▶ TASK REQUIREMENTS: Return every record in full. Match each one exactly.

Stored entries
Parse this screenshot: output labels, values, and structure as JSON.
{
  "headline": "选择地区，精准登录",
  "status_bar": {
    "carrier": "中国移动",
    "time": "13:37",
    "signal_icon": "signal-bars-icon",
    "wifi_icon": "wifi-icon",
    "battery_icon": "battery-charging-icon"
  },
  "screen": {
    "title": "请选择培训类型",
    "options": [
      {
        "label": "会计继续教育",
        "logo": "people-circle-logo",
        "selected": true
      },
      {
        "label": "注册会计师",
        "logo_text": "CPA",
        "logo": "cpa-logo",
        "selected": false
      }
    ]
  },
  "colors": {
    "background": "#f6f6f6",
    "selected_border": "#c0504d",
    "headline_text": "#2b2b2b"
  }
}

▶ ANSWER TO THIS EXERCISE:
Parse this screenshot: output labels, values, and structure as JSON.
{
  "headline": "选择地区，精准登录",
  "status_bar": {
    "carrier": "中国移动",
    "time": "13:37",
    "signal_icon": "signal-bars-icon",
    "wifi_icon": "wifi-icon",
    "battery_icon": "battery-charging-icon"
  },
  "screen": {
    "title": "请选择培训类型",
    "options": [
      {
        "label": "会计继续教育",
        "logo": "people-circle-logo",
        "selected": true
      },
      {
        "label": "注册会计师",
        "logo_text": "CPA",
        "logo": "cpa-logo",
        "selected": false
      }
    ]
  },
  "colors": {
    "background": "#f6f6f6",
    "selected_border": "#c0504d",
    "headline_text": "#2b2b2b"
  }
}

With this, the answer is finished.